- ASSIGNED TASK:
Your response needs to be the data below, retyped exactly.

- DATA PROVIDED:
══════════
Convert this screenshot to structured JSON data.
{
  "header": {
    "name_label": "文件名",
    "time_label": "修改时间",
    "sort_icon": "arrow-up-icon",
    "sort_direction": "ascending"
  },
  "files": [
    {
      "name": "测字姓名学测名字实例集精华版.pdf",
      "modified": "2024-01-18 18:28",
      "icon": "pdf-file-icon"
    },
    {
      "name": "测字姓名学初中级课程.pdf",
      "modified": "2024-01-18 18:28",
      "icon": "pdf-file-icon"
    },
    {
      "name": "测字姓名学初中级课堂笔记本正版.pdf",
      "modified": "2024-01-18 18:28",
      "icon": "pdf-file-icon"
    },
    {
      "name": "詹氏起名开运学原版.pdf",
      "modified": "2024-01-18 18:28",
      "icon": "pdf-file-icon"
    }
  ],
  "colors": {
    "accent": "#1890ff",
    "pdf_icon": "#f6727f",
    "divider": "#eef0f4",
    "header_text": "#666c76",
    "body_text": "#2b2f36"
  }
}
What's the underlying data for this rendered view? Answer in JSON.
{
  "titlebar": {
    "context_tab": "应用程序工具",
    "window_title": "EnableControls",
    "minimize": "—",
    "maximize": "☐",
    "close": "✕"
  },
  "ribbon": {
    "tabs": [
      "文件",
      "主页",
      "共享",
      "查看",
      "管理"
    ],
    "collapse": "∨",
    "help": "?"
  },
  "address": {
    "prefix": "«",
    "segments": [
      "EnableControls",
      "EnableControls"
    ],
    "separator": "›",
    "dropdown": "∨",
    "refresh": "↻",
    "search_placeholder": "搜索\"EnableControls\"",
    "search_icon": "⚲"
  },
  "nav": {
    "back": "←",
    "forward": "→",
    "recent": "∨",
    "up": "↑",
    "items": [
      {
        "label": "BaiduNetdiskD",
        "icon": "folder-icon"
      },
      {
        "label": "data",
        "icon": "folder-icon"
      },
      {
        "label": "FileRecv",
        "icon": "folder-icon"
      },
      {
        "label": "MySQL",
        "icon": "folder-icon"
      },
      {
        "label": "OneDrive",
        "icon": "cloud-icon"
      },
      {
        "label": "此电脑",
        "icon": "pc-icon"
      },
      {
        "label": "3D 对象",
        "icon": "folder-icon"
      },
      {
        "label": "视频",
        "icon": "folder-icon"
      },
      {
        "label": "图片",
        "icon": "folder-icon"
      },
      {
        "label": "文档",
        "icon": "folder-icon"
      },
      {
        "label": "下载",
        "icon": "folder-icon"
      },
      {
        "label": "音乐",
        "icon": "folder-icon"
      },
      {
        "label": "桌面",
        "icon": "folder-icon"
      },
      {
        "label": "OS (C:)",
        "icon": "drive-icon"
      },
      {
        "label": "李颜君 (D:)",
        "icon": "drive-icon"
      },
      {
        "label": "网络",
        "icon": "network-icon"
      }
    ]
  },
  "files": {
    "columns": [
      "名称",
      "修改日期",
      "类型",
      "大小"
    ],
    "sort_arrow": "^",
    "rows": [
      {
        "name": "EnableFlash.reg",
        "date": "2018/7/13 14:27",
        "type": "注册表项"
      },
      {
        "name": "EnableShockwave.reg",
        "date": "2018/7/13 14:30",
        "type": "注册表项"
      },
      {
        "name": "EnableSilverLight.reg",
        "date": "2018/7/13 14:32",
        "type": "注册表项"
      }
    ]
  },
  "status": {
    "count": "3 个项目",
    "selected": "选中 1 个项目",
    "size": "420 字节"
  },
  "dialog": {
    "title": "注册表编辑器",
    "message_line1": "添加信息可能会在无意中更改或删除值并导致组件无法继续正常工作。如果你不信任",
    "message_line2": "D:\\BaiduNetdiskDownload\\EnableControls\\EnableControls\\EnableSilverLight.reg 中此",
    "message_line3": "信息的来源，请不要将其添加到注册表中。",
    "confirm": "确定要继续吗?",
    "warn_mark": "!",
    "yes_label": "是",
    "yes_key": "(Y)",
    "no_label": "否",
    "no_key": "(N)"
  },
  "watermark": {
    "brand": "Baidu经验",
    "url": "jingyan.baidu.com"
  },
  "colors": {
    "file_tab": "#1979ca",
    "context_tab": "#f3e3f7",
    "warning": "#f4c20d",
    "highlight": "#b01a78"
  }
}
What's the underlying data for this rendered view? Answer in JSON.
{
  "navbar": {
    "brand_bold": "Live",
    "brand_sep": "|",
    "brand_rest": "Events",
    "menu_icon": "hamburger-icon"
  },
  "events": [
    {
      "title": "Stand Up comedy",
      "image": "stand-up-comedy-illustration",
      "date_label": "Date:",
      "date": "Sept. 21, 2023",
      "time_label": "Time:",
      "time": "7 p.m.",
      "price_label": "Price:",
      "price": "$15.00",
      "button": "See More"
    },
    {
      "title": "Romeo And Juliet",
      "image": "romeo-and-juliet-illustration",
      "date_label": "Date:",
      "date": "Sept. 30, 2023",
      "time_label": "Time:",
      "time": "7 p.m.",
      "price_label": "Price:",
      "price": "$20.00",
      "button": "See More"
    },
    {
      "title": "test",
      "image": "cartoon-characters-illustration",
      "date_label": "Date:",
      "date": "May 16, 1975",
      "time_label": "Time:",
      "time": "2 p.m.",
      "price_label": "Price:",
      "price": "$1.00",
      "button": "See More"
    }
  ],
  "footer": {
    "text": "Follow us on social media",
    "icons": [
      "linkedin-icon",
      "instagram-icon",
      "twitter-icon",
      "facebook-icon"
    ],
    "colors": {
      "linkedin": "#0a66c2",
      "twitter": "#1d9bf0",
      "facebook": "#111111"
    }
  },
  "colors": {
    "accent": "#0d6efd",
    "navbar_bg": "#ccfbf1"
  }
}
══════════
- SOLUTION TO THIS EXERCISE:
Convert this screenshot to structured JSON data.
{
  "header": {
    "name_label": "文件名",
    "time_label": "修改时间",
    "sort_icon": "arrow-up-icon",
    "sort_direction": "ascending"
  },
  "files": [
    {
      "name": "测字姓名学测名字实例集精华版.pdf",
      "modified": "2024-01-18 18:28",
      "icon": "pdf-file-icon"
    },
    {
      "name": "测字姓名学初中级课程.pdf",
      "modified": "2024-01-18 18:28",
      "icon": "pdf-file-icon"
    },
    {
      "name": "测字姓名学初中级课堂笔记本正版.pdf",
      "modified": "2024-01-18 18:28",
      "icon": "pdf-file-icon"
    },
    {
      "name": "詹氏起名开运学原版.pdf",
      "modified": "2024-01-18 18:28",
      "icon": "pdf-file-icon"
    }
  ],
  "colors": {
    "accent": "#1890ff",
    "pdf_icon": "#f6727f",
    "divider": "#eef0f4",
    "header_text": "#666c76",
    "body_text": "#2b2f36"
  }
}
What's the underlying data for this rendered view? Answer in JSON.
{
  "titlebar": {
    "context_tab": "应用程序工具",
    "window_title": "EnableControls",
    "minimize": "—",
    "maximize": "☐",
    "close": "✕"
  },
  "ribbon": {
    "tabs": [
      "文件",
      "主页",
      "共享",
      "查看",
      "管理"
    ],
    "collapse": "∨",
    "help": "?"
  },
  "address": {
    "prefix": "«",
    "segments": [
      "EnableControls",
      "EnableControls"
    ],
    "separator": "›",
    "dropdown": "∨",
    "refresh": "↻",
    "search_placeholder": "搜索\"EnableControls\"",
    "search_icon": "⚲"
  },
  "nav": {
    "back": "←",
    "forward": "→",
    "recent": "∨",
    "up": "↑",
    "items": [
      {
        "label": "BaiduNetdiskD",
        "icon": "folder-icon"
      },
      {
        "label": "data",
        "icon": "folder-icon"
      },
      {
        "label": "FileRecv",
        "icon": "folder-icon"
      },
      {
        "label": "MySQL",
        "icon": "folder-icon"
      },
      {
        "label": "OneDrive",
        "icon": "cloud-icon"
      },
      {
        "label": "此电脑",
        "icon": "pc-icon"
      },
      {
        "label": "3D 对象",
        "icon": "folder-icon"
      },
      {
        "label": "视频",
        "icon": "folder-icon"
      },
      {
        "label": "图片",
        "icon": "folder-icon"
      },
      {
        "label": "文档",
        "icon": "folder-icon"
      },
      {
        "label": "下载",
        "icon": "folder-icon"
      },
      {
        "label": "音乐",
        "icon": "folder-icon"
      },
      {
        "label": "桌面",
        "icon": "folder-icon"
      },
      {
        "label": "OS (C:)",
        "icon": "drive-icon"
      },
      {
        "label": "李颜君 (D:)",
        "icon": "drive-icon"
      },
      {
        "label": "网络",
        "icon": "network-icon"
      }
    ]
  },
  "files": {
    "columns": [
      "名称",
      "修改日期",
      "类型",
      "大小"
    ],
    "sort_arrow": "^",
    "rows": [
      {
        "name": "EnableFlash.reg",
        "date": "2018/7/13 14:27",
        "type": "注册表项"
      },
      {
        "name": "EnableShockwave.reg",
        "date": "2018/7/13 14:30",
        "type": "注册表项"
      },
      {
        "name": "EnableSilverLight.reg",
        "date": "2018/7/13 14:32",
        "type": "注册表项"
      }
    ]
  },
  "status": {
    "count": "3 个项目",
    "selected": "选中 1 个项目",
    "size": "420 字节"
  },
  "dialog": {
    "title": "注册表编辑器",
    "message_line1": "添加信息可能会在无意中更改或删除值并导致组件无法继续正常工作。如果你不信任",
    "message_line2": "D:\\BaiduNetdiskDownload\\EnableControls\\EnableControls\\EnableSilverLight.reg 中此",
    "message_line3": "信息的来源，请不要将其添加到注册表中。",
    "confirm": "确定要继续吗?",
    "warn_mark": "!",
    "yes_label": "是",
    "yes_key": "(Y)",
    "no_label": "否",
    "no_key": "(N)"
  },
  "watermark": {
    "brand": "Baidu经验",
    "url": "jingyan.baidu.com"
  },
  "colors": {
    "file_tab": "#1979ca",
    "context_tab": "#f3e3f7",
    "warning": "#f4c20d",
    "highlight": "#b01a78"
  }
}
What's the underlying data for this rendered view? Answer in JSON.
{
  "navbar": {
    "brand_bold": "Live",
    "brand_sep": "|",
    "brand_rest": "Events",
    "menu_icon": "hamburger-icon"
  },
  "events": [
    {
      "title": "Stand Up comedy",
      "image": "stand-up-comedy-illustration",
      "date_label": "Date:",
      "date": "Sept. 21, 2023",
      "time_label": "Time:",
      "time": "7 p.m.",
      "price_label": "Price:",
      "price": "$15.00",
      "button": "See More"
    },
    {
      "title": "Romeo And Juliet",
      "image": "romeo-and-juliet-illustration",
      "date_label": "Date:",
      "date": "Sept. 30, 2023",
      "time_label": "Time:",
      "time": "7 p.m.",
      "price_label": "Price:",
      "price": "$20.00",
      "button": "See More"
    },
    {
      "title": "test",
      "image": "cartoon-characters-illustration",
      "date_label": "Date:",
      "date": "May 16, 1975",
      "time_label": "Time:",
      "time": "2 p.m.",
      "price_label": "Price:",
      "price": "$1.00",
      "button": "See More"
    }
  ],
  "footer": {
    "text": "Follow us on social media",
    "icons": [
      "linkedin-icon",
      "instagram-icon",
      "twitter-icon",
      "facebook-icon"
    ],
    "colors": {
      "linkedin": "#0a66c2",
      "twitter": "#1d9bf0",
      "facebook": "#111111"
    }
  },
  "colors": {
    "accent": "#0d6efd",
    "navbar_bg": "#ccfbf1"
  }
}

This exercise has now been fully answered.